Show every line of the data where the word "Josje" can be found.

Top of AVAILABLE RECORDS

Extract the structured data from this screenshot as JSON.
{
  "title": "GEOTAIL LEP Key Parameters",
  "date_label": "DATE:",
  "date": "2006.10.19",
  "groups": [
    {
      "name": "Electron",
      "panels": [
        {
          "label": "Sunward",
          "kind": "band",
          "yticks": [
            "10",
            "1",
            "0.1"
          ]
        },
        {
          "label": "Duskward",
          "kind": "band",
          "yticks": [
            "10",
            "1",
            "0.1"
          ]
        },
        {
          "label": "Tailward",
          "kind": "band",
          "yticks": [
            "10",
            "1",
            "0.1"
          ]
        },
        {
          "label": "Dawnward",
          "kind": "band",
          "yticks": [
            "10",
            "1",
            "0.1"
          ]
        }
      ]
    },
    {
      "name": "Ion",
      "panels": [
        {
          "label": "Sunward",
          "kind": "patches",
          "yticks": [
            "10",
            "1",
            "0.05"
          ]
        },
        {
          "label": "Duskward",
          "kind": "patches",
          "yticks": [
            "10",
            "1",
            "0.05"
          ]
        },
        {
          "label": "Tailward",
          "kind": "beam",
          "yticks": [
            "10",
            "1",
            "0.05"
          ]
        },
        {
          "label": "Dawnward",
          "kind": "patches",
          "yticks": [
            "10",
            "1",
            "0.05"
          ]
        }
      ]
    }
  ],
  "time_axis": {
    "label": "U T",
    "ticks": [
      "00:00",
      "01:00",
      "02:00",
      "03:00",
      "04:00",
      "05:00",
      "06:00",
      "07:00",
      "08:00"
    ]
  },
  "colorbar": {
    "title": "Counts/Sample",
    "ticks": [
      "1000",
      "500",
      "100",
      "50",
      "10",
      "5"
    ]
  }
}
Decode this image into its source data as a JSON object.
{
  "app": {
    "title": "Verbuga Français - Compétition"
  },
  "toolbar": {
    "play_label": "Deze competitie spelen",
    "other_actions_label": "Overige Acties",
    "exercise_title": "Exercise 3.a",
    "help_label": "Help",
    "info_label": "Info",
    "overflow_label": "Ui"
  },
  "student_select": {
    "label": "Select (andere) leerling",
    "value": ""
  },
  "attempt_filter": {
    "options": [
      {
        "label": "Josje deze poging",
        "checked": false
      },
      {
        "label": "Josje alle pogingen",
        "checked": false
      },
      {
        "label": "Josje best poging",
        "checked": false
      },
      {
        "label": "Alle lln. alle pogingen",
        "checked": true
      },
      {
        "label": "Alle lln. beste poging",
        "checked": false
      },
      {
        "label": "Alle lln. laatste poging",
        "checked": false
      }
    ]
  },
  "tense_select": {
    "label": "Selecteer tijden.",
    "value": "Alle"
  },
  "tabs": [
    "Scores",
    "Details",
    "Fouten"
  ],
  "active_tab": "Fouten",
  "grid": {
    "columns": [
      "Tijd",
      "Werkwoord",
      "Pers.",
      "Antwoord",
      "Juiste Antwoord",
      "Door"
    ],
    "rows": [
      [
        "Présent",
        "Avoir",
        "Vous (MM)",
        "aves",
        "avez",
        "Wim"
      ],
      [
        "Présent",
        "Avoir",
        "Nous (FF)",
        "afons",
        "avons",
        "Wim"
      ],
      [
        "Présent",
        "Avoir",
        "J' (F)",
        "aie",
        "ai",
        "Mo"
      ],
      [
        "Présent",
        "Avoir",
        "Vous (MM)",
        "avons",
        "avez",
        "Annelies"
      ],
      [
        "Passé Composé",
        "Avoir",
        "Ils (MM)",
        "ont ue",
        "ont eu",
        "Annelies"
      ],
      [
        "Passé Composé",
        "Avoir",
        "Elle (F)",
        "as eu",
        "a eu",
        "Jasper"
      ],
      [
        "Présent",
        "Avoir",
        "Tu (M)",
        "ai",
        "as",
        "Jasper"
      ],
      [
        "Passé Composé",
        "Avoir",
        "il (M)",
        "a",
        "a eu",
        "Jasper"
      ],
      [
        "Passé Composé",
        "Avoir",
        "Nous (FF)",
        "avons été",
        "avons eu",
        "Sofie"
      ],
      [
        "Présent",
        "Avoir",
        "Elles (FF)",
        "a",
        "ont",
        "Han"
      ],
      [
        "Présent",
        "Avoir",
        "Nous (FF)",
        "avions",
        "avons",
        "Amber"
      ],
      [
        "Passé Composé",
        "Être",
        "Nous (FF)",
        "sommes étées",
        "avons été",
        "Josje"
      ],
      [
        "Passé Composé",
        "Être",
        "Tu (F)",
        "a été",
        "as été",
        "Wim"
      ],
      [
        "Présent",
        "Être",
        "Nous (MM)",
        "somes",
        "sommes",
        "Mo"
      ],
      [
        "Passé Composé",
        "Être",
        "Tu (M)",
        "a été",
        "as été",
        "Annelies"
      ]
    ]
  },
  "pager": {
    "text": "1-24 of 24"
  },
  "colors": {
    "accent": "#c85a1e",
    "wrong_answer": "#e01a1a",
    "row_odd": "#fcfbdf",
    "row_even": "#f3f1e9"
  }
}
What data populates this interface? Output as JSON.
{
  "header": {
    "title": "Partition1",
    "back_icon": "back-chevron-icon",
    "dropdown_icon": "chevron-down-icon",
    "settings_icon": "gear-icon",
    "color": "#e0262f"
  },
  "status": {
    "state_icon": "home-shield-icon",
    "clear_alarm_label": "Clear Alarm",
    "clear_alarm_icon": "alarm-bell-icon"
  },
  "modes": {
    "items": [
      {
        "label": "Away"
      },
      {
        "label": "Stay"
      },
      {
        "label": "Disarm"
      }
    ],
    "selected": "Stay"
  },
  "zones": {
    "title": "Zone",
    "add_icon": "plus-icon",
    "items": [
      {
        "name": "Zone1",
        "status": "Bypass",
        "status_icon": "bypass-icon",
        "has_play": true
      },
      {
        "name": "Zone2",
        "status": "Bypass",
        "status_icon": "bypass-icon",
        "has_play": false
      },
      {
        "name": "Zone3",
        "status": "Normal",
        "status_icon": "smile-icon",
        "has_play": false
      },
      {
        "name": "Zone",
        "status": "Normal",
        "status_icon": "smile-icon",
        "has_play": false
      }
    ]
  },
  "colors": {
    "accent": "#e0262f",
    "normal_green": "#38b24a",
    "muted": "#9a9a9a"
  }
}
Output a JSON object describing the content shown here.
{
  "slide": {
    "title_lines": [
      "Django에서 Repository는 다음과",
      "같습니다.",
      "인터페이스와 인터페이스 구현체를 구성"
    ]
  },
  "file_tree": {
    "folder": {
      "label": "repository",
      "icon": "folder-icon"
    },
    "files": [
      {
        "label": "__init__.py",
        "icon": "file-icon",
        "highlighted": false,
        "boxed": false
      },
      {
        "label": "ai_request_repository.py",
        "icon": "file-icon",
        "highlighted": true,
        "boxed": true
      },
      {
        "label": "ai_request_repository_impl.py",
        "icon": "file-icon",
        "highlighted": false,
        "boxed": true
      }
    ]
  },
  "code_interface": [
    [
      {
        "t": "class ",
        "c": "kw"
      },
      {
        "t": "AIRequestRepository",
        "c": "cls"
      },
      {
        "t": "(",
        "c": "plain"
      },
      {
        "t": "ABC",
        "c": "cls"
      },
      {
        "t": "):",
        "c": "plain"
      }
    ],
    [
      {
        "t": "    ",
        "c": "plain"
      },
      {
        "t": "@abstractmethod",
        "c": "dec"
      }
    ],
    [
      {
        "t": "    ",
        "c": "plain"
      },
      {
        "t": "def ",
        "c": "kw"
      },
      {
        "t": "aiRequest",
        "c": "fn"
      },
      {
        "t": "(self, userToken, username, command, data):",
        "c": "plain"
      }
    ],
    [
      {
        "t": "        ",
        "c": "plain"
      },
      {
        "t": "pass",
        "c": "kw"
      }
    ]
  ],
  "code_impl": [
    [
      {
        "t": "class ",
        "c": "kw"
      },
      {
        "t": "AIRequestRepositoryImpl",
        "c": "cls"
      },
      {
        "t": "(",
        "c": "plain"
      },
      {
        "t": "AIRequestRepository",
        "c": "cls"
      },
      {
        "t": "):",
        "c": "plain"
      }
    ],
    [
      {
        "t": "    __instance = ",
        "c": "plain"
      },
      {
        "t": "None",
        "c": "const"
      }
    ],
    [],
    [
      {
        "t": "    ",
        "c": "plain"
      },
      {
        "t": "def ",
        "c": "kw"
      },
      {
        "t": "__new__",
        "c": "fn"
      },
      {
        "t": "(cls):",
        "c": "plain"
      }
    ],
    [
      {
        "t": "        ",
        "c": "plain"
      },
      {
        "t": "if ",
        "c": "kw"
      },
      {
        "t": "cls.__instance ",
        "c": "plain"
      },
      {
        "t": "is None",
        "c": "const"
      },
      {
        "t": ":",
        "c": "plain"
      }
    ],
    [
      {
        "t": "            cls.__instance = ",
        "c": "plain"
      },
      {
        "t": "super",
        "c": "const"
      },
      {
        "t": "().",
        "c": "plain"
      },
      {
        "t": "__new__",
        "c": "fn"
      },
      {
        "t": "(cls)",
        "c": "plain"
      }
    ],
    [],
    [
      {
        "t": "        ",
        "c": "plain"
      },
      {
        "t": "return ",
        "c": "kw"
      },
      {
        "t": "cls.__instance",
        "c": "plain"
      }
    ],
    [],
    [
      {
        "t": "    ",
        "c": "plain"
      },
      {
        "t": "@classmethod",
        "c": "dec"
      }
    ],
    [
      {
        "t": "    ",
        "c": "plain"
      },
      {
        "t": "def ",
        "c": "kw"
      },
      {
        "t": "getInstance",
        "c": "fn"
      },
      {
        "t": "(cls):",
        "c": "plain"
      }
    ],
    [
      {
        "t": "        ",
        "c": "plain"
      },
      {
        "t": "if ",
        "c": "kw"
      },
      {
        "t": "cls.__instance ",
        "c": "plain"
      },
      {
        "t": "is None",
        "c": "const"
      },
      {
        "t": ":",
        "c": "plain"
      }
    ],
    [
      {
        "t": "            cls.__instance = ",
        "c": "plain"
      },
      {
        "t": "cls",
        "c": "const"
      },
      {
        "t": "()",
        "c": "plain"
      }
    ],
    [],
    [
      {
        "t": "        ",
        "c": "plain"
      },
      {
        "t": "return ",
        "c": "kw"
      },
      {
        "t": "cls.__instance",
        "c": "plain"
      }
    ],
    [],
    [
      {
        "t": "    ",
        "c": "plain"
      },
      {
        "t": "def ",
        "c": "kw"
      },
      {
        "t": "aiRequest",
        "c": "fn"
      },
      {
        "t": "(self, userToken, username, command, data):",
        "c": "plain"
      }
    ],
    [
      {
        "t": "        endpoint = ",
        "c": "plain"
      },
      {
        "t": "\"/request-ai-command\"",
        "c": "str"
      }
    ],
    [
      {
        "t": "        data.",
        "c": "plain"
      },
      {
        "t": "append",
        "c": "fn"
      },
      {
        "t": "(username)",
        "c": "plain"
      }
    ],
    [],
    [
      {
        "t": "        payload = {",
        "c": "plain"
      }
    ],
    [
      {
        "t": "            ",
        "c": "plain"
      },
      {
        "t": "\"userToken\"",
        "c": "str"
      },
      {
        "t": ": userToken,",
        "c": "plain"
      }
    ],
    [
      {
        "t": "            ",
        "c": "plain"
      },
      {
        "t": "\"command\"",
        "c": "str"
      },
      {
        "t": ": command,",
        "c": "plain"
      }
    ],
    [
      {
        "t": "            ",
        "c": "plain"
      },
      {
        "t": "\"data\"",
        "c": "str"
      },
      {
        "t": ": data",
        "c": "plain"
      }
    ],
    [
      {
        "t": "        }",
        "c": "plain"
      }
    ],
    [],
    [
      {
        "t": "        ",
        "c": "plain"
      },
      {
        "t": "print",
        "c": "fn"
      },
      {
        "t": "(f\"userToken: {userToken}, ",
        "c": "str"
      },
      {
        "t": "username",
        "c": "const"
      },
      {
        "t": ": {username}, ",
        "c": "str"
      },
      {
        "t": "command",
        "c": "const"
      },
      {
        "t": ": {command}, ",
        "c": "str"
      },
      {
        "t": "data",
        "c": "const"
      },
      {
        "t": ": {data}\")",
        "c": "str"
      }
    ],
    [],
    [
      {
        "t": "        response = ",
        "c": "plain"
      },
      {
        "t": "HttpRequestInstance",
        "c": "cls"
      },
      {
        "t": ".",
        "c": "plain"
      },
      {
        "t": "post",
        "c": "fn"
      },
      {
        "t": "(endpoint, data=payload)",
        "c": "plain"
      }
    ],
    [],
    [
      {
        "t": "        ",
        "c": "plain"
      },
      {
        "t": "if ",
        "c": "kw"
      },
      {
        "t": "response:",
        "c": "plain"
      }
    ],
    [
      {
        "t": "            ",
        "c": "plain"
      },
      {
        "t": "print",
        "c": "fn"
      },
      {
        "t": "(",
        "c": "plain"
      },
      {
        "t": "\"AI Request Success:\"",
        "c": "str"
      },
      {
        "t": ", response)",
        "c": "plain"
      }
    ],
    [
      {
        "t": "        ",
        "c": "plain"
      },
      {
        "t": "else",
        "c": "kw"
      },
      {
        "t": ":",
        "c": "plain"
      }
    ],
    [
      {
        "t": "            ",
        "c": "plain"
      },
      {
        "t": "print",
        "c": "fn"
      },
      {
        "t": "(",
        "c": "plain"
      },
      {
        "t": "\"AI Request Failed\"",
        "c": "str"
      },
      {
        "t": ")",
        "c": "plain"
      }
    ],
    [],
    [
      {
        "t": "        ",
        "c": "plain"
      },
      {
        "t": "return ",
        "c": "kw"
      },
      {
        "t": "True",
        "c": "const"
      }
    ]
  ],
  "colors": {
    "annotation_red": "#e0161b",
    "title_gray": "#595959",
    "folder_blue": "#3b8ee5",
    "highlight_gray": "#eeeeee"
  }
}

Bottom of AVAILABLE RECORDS

_OUTPUT BELOW_.
        "label": "Josje deze poging",
        "label": "Josje alle pogingen",
        "label": "Josje best poging",
        "Josje"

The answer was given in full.